Task material –
────

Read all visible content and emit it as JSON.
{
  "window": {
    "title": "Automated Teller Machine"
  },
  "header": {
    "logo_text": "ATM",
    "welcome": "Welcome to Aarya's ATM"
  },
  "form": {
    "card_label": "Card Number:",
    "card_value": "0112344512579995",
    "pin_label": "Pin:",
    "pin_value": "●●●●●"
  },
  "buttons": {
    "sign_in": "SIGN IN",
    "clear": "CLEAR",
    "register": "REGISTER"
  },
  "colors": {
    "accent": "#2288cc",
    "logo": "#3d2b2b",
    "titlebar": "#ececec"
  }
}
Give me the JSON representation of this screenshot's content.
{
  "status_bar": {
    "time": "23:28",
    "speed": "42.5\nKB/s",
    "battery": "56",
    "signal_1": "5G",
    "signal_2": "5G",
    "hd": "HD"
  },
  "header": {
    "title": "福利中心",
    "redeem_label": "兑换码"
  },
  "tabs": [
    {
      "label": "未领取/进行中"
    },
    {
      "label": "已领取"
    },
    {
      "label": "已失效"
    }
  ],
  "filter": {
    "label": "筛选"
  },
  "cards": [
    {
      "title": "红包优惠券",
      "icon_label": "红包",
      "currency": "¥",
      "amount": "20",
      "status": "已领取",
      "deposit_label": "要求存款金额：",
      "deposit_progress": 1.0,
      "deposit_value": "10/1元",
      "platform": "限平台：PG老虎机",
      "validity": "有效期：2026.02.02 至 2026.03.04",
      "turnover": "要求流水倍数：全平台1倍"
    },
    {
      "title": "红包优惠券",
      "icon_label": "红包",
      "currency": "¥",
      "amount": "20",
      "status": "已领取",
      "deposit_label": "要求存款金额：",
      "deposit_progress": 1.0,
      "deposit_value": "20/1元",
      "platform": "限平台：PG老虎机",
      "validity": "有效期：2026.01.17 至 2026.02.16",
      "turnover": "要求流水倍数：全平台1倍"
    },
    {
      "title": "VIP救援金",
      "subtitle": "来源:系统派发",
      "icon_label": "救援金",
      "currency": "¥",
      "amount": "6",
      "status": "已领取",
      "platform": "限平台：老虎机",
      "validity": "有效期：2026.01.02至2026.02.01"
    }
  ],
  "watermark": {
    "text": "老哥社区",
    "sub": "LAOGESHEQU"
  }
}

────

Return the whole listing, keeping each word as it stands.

Read all visible content and emit it as JSON.
{
  "window": {
    "title": "Automated Teller Machine"
  },
  "header": {
    "logo_text": "ATM",
    "welcome": "Welcome to Aarya's ATM"
  },
  "form": {
    "card_label": "Card Number:",
    "card_value": "0112344512579995",
    "pin_label": "Pin:",
    "pin_value": "●●●●●"
  },
  "buttons": {
    "sign_in": "SIGN IN",
    "clear": "CLEAR",
    "register": "REGISTER"
  },
  "colors": {
    "accent": "#2288cc",
    "logo": "#3d2b2b",
    "titlebar": "#ececec"
  }
}
Give me the JSON representation of this screenshot's content.
{
  "status_bar": {
    "time": "23:28",
    "speed": "42.5\nKB/s",
    "battery": "56",
    "signal_1": "5G",
    "signal_2": "5G",
    "hd": "HD"
  },
  "header": {
    "title": "福利中心",
    "redeem_label": "兑换码"
  },
  "tabs": [
    {
      "label": "未领取/进行中"
    },
    {
      "label": "已领取"
    },
    {
      "label": "已失效"
    }
  ],
  "filter": {
    "label": "筛选"
  },
  "cards": [
    {
      "title": "红包优惠券",
      "icon_label": "红包",
      "currency": "¥",
      "amount": "20",
      "status": "已领取",
      "deposit_label": "要求存款金额：",
      "deposit_progress": 1.0,
      "deposit_value": "10/1元",
      "platform": "限平台：PG老虎机",
      "validity": "有效期：2026.02.02 至 2026.03.04",
      "turnover": "要求流水倍数：全平台1倍"
    },
    {
      "title": "红包优惠券",
      "icon_label": "红包",
      "currency": "¥",
      "amount": "20",
      "status": "已领取",
      "deposit_label": "要求存款金额：",
      "deposit_progress": 1.0,
      "deposit_value": "20/1元",
      "platform": "限平台：PG老虎机",
      "validity": "有效期：2026.01.17 至 2026.02.16",
      "turnover": "要求流水倍数：全平台1倍"
    },
    {
      "title": "VIP救援金",
      "subtitle": "来源:系统派发",
      "icon_label": "救援金",
      "currency": "¥",
      "amount": "6",
      "status": "已领取",
      "platform": "限平台：老虎机",
      "validity": "有效期：2026.01.02至2026.02.01"
    }
  ],
  "watermark": {
    "text": "老哥社区",
    "sub": "LAOGESHEQU"
  }
}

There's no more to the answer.